Mercantile applicant appeals commission’s findings to City Council on several fronts
By Martin Kidsdton/MISSOULA CURRENT
The developer looking to construct a $30 million branded hotel in downtown Missoula has appealed a decision by the Missoula Historic Preservation Commission, saying the commission violated the developers’ due process rights, ignored city ordinance and failed to consider the general facts.
Andy Holloran of HomeBase said he was disappointed with last week’s decision by the commission to unanimously deny a deconstruction permit for the vacant Missoula Mercantile, but remains hopeful that HomeBase will get a fair hearing before the City Council.
In their appeal, the developers say the preservation commission failed to accurately consider a number of facts. While four members of the commission recused themselves from voting over accusations of bias, the appeal adds, they still played a hand in leading other members to a decision.
“It was obvious they had a plan from the get-go,” Holloran said. “We’re taking the high road. We do believe the City Council will evaluate our application and the findings of fact, and give the application what it deserves, and that’s a fair hearing.”
HomeBase is looking to deconstruct the Mercantile building, which has sat empty for six years on the corner of Higgins Avenue and E. Front Street in downtown Missoula. In it’s place, the firm is looking build a $30 million hotel and believes it would revitalize the corner.
The project has won the support of various community groups, including the Missoula Chamber of Commerce and the Missoula Downtown Association, among others. However, it was rejected last week by the preservation commission, which suggested that HomeBase had failed to properly complete a number of required goals.
Among them, six voting members of the commission ruled that HomeBase had failed to consult with the appropriate agencies in the required time frame, and didn’t make a good-faith effort to find a buyer, despite documents suggesting otherwise.
They also tossed out more than 20 factual findings to reach their decision. Many of the findings rendered by the commission stand in direct conflict with a report compiled by the city’s Historic Preservation Office, which recommended approving the developer’s permit.
“The City Council will look at both (reports),” said Leslie Schwab, the city’s preservation officer. “I can’t really express an opinion, but they (developers) have a right to appeal, and they’re moving forward with that appeal.”
Schwab said her report, which found that the developers had met the criteria, was based on evidence.
The appeal, filed by Alan McCormick with Garlington, Lohn and Robinson, states that the commission “failed to support its decision with accurate findings of fact, even acknowledging during the meeting they had stricken all findings which supported approval of the application.”
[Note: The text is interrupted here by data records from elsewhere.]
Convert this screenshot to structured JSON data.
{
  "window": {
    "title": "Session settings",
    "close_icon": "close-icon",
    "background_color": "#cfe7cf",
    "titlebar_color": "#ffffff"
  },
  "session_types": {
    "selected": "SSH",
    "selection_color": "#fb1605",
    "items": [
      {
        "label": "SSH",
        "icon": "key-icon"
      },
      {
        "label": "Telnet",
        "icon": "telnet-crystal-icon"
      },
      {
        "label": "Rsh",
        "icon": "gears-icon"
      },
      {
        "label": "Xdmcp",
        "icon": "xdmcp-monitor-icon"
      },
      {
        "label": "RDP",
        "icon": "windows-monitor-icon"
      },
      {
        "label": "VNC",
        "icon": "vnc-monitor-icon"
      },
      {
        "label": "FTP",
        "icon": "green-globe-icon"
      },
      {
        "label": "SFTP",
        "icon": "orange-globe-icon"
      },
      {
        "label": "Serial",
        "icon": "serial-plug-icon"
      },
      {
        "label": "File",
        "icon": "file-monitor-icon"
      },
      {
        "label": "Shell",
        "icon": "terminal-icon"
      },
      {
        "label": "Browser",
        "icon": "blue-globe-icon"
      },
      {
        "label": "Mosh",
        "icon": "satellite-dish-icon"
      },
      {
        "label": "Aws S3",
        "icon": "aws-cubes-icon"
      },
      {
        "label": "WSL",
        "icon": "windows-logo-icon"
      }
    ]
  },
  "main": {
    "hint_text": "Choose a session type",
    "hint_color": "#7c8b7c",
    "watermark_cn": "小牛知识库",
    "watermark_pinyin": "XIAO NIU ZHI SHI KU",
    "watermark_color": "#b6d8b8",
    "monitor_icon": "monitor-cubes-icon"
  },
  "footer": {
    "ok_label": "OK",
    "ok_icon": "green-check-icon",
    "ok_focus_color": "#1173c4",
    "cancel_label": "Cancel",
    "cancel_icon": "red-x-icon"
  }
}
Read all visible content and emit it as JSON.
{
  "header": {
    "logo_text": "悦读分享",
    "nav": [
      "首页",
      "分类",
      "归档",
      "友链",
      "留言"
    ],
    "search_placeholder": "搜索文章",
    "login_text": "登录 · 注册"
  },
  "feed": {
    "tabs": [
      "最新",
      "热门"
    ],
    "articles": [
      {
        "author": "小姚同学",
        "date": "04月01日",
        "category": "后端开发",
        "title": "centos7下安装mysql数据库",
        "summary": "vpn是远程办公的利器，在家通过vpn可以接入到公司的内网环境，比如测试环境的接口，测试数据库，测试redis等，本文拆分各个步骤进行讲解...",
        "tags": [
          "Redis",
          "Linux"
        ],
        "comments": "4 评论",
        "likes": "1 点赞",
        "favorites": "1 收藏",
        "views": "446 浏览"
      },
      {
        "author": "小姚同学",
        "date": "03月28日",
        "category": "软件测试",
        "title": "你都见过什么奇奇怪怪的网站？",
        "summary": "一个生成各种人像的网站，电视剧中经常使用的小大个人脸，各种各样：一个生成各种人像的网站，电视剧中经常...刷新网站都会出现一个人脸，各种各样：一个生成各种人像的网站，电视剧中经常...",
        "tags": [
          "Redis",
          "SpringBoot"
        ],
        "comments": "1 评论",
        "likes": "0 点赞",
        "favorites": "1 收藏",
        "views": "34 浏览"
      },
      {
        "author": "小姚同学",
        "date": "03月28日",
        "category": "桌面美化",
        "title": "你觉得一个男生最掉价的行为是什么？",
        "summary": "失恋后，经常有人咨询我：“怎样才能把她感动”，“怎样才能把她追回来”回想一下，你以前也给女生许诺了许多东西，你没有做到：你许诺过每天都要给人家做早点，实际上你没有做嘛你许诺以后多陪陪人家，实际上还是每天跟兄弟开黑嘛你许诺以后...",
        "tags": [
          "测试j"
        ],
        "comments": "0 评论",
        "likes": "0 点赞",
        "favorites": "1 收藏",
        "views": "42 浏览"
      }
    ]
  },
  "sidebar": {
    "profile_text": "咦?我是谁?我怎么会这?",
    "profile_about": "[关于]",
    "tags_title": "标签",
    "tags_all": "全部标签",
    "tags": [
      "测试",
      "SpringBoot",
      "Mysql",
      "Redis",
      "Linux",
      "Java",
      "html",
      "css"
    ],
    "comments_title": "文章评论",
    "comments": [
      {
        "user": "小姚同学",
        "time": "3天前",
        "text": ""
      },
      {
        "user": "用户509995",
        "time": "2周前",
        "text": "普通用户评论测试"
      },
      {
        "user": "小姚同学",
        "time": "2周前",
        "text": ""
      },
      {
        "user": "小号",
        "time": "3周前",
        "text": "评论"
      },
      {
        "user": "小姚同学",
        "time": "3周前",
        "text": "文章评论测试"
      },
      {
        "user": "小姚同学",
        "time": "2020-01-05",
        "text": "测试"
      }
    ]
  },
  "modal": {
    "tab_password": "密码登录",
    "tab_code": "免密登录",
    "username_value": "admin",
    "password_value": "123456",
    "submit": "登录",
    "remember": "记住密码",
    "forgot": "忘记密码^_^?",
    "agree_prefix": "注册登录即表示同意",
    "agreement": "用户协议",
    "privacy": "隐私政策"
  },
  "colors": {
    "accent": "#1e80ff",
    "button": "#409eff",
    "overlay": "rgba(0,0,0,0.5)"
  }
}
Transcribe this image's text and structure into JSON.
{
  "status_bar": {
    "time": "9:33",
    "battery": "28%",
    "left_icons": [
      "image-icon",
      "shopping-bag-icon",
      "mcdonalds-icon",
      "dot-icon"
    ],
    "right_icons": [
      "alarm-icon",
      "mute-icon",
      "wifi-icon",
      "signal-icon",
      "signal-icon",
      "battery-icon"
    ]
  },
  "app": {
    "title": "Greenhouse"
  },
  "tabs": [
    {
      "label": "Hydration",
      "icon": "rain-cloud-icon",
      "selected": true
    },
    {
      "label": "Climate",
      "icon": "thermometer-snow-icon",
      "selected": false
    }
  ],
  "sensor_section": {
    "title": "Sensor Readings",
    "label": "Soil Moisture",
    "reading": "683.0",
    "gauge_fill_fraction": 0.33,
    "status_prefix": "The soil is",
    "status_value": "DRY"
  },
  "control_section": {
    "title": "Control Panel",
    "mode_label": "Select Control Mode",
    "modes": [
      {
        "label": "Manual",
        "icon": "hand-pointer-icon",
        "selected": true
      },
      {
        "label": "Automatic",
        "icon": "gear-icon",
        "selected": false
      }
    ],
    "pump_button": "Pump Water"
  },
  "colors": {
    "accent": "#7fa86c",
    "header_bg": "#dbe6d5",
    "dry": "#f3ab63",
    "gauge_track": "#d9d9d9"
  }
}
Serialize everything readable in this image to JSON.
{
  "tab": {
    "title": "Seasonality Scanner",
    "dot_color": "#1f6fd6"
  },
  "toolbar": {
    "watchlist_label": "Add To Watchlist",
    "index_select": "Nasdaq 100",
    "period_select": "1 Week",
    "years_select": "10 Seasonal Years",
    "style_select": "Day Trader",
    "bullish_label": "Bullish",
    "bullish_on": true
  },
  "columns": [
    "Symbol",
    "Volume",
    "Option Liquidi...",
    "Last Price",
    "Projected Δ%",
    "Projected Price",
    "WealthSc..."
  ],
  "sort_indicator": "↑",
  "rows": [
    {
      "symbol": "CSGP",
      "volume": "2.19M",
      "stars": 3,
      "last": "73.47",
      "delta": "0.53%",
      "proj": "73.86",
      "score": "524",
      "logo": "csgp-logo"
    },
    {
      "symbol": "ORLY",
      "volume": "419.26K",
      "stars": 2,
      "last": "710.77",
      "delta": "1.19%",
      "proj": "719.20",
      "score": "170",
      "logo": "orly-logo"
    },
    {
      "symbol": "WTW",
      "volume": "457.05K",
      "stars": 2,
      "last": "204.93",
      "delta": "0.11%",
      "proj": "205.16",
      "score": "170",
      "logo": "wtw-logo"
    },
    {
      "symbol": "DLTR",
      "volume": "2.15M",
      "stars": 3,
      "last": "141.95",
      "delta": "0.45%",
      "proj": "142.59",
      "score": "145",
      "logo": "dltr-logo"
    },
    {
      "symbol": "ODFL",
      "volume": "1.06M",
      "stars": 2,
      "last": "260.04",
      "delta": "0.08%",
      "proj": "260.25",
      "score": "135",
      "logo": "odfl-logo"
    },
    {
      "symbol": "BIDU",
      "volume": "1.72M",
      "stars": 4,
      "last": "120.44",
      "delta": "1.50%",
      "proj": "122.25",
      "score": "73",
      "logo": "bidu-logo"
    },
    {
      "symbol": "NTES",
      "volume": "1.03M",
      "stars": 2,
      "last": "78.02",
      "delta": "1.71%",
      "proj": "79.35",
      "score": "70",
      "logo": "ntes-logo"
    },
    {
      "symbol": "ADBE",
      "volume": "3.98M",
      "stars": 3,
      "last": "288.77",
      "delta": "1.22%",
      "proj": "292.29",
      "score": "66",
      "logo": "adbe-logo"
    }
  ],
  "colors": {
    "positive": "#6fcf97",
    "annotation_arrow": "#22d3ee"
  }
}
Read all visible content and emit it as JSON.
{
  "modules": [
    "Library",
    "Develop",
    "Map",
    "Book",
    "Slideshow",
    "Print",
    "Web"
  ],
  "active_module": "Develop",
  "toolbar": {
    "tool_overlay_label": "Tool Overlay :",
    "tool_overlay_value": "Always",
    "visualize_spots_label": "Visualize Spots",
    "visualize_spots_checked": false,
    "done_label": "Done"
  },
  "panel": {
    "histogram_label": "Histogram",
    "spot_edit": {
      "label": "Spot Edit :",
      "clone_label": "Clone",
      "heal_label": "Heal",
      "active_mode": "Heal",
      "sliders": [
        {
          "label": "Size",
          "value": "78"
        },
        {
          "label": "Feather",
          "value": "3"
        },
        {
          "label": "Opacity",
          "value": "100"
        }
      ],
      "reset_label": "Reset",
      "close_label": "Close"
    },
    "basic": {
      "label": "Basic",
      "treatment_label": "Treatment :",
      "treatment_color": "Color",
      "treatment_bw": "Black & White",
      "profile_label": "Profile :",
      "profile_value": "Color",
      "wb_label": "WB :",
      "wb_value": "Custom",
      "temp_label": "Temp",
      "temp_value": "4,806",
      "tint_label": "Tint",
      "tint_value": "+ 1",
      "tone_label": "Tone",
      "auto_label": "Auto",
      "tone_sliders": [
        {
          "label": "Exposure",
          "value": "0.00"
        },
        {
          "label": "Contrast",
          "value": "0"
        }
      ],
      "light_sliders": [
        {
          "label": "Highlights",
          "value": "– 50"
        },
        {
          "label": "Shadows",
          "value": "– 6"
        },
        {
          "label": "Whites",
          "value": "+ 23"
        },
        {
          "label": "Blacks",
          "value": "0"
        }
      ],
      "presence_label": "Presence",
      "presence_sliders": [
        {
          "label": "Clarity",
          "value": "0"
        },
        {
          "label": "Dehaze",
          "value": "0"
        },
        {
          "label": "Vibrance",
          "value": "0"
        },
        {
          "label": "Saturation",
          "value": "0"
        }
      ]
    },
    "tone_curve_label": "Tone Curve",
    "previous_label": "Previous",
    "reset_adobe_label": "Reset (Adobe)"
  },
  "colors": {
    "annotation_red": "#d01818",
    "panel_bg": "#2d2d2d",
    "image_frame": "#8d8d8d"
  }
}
“The HPC violated the applicant’s due process rights and otherwise failed to provide a fair, objective consideration of the application,” the appeal reads. “The HPC failed to support its decision with accurate findings of fact, even acknowledging during the meeting they had stricken all findings which supported approval of the application.
The City Council’s Land Use and Planning Committee is scheduled to begin discussing the application this week.
Mike Haynes, director of Development Services, and Schwab will provide a history of the permit, including the 90-day hearing process held by the preservation commission and its eventual denial.
The issue is slated for three committee sessions and is tentatively set for a public hearing before the full City Council on June 27.
“Time is never good for development projects, but we’re at a process now – a stage now – where this is what we anticipated,” said Holloran. “We’re disappointed in the HPC process, but we really believe we can get a fair, objective and unbiased hearing with the City Council.”
Holloran said the project continues to evolve based on feedback received over the past several months.
“We’re excited to present those and continue that evolution so we have a project everyone can be proud of and support,” Holloran said. “We remain optimistic. We think the project is a catalyst for downtown. This corner deserves a significant project with an anchor tenant.”